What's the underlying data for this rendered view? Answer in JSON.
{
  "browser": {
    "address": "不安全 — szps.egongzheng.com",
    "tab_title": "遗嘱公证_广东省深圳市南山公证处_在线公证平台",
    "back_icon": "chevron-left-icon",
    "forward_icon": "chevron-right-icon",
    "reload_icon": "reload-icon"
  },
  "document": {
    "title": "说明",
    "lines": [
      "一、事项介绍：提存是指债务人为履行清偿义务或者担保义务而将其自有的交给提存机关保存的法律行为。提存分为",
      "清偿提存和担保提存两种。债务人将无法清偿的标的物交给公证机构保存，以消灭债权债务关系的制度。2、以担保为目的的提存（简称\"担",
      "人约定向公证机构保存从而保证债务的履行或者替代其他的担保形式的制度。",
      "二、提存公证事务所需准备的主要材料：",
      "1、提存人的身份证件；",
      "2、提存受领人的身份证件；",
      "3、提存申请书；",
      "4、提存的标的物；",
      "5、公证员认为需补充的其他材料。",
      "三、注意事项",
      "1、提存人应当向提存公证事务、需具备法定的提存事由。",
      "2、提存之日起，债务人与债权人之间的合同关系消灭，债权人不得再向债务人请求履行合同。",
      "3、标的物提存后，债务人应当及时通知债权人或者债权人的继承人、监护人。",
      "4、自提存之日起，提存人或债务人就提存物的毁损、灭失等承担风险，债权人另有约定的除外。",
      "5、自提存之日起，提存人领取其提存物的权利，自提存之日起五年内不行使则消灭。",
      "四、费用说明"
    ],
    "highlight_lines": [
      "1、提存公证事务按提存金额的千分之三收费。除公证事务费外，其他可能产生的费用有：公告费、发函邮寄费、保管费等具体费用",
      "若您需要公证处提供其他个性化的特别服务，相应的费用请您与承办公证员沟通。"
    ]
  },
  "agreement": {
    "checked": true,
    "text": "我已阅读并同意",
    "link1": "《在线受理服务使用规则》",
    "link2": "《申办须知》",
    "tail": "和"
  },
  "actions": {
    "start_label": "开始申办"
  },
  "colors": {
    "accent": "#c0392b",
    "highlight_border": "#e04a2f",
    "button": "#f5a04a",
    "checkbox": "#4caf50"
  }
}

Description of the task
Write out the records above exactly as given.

Solution for this task
What's the underlying data for this rendered view? Answer in JSON.
{
  "browser": {
    "address": "不安全 — szps.egongzheng.com",
    "tab_title": "遗嘱公证_广东省深圳市南山公证处_在线公证平台",
    "back_icon": "chevron-left-icon",
    "forward_icon": "chevron-right-icon",
    "reload_icon": "reload-icon"
  },
  "document": {
    "title": "说明",
    "lines": [
      "一、事项介绍：提存是指债务人为履行清偿义务或者担保义务而将其自有的交给提存机关保存的法律行为。提存分为",
      "清偿提存和担保提存两种。债务人将无法清偿的标的物交给公证机构保存，以消灭债权债务关系的制度。2、以担保为目的的提存（简称\"担",
      "人约定向公证机构保存从而保证债务的履行或者替代其他的担保形式的制度。",
      "二、提存公证事务所需准备的主要材料：",
      "1、提存人的身份证件；",
      "2、提存受领人的身份证件；",
      "3、提存申请书；",
      "4、提存的标的物；",
      "5、公证员认为需补充的其他材料。",
      "三、注意事项",
      "1、提存人应当向提存公证事务、需具备法定的提存事由。",
      "2、提存之日起，债务人与债权人之间的合同关系消灭，债权人不得再向债务人请求履行合同。",
      "3、标的物提存后，债务人应当及时通知债权人或者债权人的继承人、监护人。",
      "4、自提存之日起，提存人或债务人就提存物的毁损、灭失等承担风险，债权人另有约定的除外。",
      "5、自提存之日起，提存人领取其提存物的权利，自提存之日起五年内不行使则消灭。",
      "四、费用说明"
    ],
    "highlight_lines": [
      "1、提存公证事务按提存金额的千分之三收费。除公证事务费外，其他可能产生的费用有：公告费、发函邮寄费、保管费等具体费用",
      "若您需要公证处提供其他个性化的特别服务，相应的费用请您与承办公证员沟通。"
    ]
  },
  "agreement": {
    "checked": true,
    "text": "我已阅读并同意",
    "link1": "《在线受理服务使用规则》",
    "link2": "《申办须知》",
    "tail": "和"
  },
  "actions": {
    "start_label": "开始申办"
  },
  "colors": {
    "accent": "#c0392b",
    "highlight_border": "#e04a2f",
    "button": "#f5a04a",
    "checkbox": "#4caf50"
  }
}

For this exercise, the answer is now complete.